Aging Canadians unlikely to adopt digital health tools

A survey shows the population most likely to benefit from health innovations is also the least likely to use them.

As investment in healthcare tech and innovation continues to increase along with the average age of Canada’s population, a recent survey shows older Canadians who will soon rely on digital tools to monitor health and maintain independence might be reluctant to use them.

Conducted by Telus Health, the survey showed that only 20% of Canadians over the age of 52 said they would use digital health tools and were 10% less likely than younger generations to agree that technology can empower them to take control of their health.

This is despite the fact that 58% of respondents over 52 said digital health tools would help them connect with their healthcare provider, and were the most likely group (78%) to require easy access to a healthcare provider.

More broadly, roughly 90% of all Canadians believe technology can enable their independence and ensure their safety and security.

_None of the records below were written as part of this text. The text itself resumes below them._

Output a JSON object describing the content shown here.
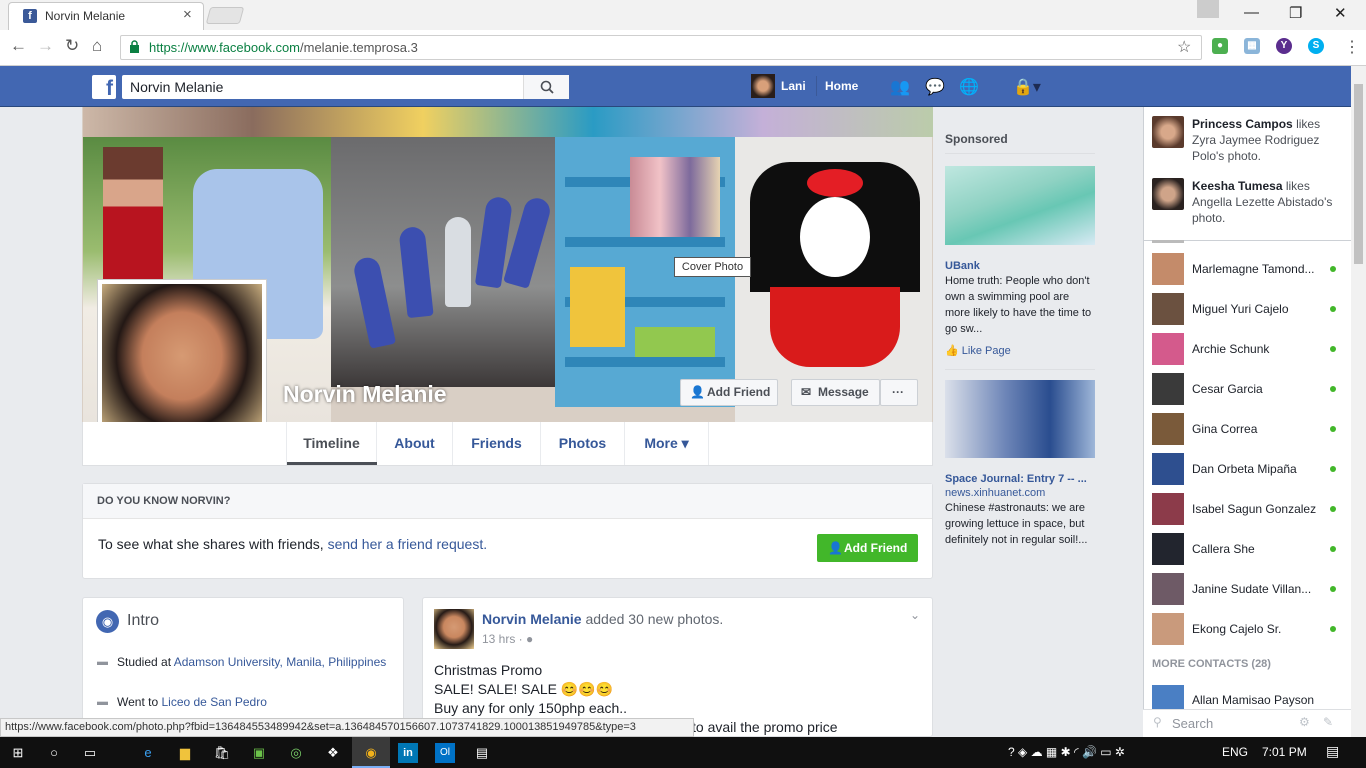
{
  "browser": {
    "tab_title": "Norvin Melanie",
    "url_host": "https://www.facebook.com",
    "url_path": "/melanie.temprosa.3",
    "status_url": "https://www.facebook.com/photo.php?fbid=136484553489942&set=a.136484570156607.1073741829.100013851949785&type=3"
  },
  "fb_header": {
    "search_value": "Norvin Melanie",
    "user_name": "Lani",
    "home_label": "Home"
  },
  "profile": {
    "name": "Norvin Melanie",
    "cover_tooltip": "Cover Photo",
    "add_friend_label": "Add Friend",
    "message_label": "Message",
    "more_dots": "···"
  },
  "tabs": [
    {
      "label": "Timeline"
    },
    {
      "label": "About"
    },
    {
      "label": "Friends"
    },
    {
      "label": "Photos"
    },
    {
      "label": "More ▾"
    }
  ],
  "know": {
    "heading": "DO YOU KNOW NORVIN?",
    "text": "To see what she shares with friends,",
    "link": "send her a friend request.",
    "button": "Add Friend"
  },
  "intro": {
    "title": "Intro",
    "studied_prefix": "Studied at",
    "studied_at": "Adamson University, Manila, Philippines",
    "went_prefix": "Went to",
    "went_to": "Liceo de San Pedro"
  },
  "post": {
    "author": "Norvin Melanie",
    "action": "added 30 new photos.",
    "time": "13 hrs · ",
    "line1": "Christmas Promo",
    "line2": "SALE! SALE! SALE 😊😊😊",
    "line3": "Buy any for only 150php each..",
    "line4": "to avail the promo price"
  },
  "sponsored": {
    "label": "Sponsored",
    "ads": [
      {
        "title": "UBank",
        "text": "Home truth: People who don't own a swimming pool are more likely to have the time to go sw...",
        "action": "Like Page"
      },
      {
        "title": "Space Journal: Entry 7 -- ...",
        "source": "news.xinhuanet.com",
        "text": "Chinese #astronauts: we are growing lettuce in space, but definitely not in regular soil!..."
      }
    ]
  },
  "ticker": [
    {
      "name": "Princess Campos",
      "text": "likes Zyra Jaymee Rodriguez Polo's photo."
    },
    {
      "name": "Keesha Tumesa",
      "text": "likes Angella Lezette Abistado's photo."
    }
  ],
  "contacts": [
    {
      "name": "Marlemagne Tamond..."
    },
    {
      "name": "Miguel Yuri Cajelo"
    },
    {
      "name": "Archie Schunk"
    },
    {
      "name": "Cesar Garcia"
    },
    {
      "name": "Gina Correa"
    },
    {
      "name": "Dan Orbeta Mipaña"
    },
    {
      "name": "Isabel Sagun Gonzalez"
    },
    {
      "name": "Callera She"
    },
    {
      "name": "Janine Sudate Villan..."
    },
    {
      "name": "Ekong Cajelo Sr."
    }
  ],
  "more_contacts": "MORE CONTACTS (28)",
  "more_contact_first": "Allan Mamisao Payson",
  "chat_search_placeholder": "Search",
  "taskbar": {
    "language": "ENG",
    "time": "7:01 PM"
  },
  "colors": {
    "fb_blue": "#4267b2",
    "link": "#365899",
    "online": "#42b72a",
    "add_friend_green": "#42b72a"
  }
}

This is important because for the first time in Canada’s history, the seniors outnumber children in the country, something that is expected to have a major impact on the healthcare system.

“The silver tsunami we’re seeing in Canada tells us that not only is it increasingly important to educate Canadians about the impact technology can have on health outcomes but also to ensure we are maximizing the opportunity to put these digital health tools in place so all patients and their care providers can stay better connected,” said Dr. Susan Lea-Makenny, director and senior medical advisor at the Inliv Clinic in Calgary.

“As a doctor and former nurse, I have seen first-hand how digital solutions can empower older Canadians to take control of their own health by gaining valuable and timely information and improve their overall care,” she said.